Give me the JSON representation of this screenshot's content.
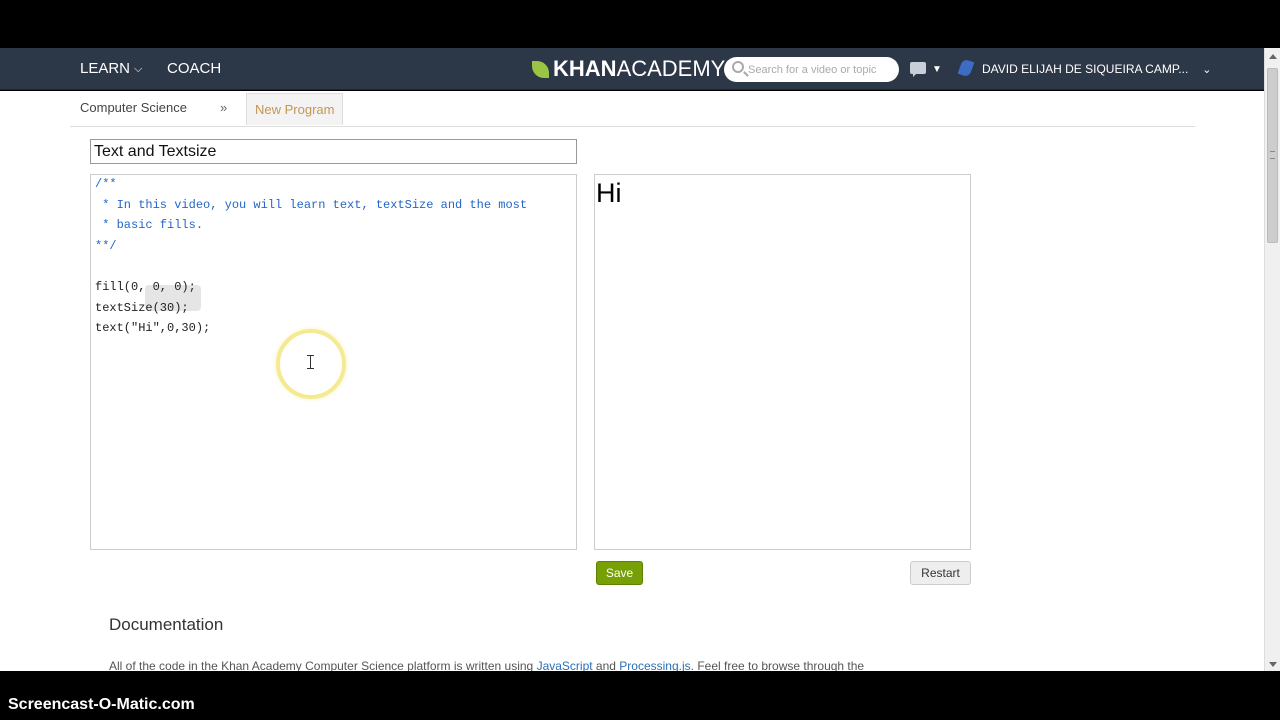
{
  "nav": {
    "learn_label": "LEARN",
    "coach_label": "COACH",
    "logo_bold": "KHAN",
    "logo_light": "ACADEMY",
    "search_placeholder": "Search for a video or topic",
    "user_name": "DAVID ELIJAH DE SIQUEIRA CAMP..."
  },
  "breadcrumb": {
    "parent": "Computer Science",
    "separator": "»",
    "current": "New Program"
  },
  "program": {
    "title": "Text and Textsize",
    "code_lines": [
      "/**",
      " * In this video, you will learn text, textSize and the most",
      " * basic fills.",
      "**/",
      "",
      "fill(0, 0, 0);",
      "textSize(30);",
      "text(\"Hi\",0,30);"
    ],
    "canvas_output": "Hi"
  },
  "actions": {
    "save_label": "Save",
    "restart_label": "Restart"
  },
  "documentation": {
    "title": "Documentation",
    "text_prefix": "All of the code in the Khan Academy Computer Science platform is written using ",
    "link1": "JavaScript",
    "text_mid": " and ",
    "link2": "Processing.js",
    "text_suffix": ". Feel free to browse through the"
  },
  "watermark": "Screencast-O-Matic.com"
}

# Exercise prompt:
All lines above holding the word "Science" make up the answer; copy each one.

# Exercise solution:
    "parent": "Computer Science",
    "text_prefix": "All of the code in the Khan Academy Computer Science platform is written using ",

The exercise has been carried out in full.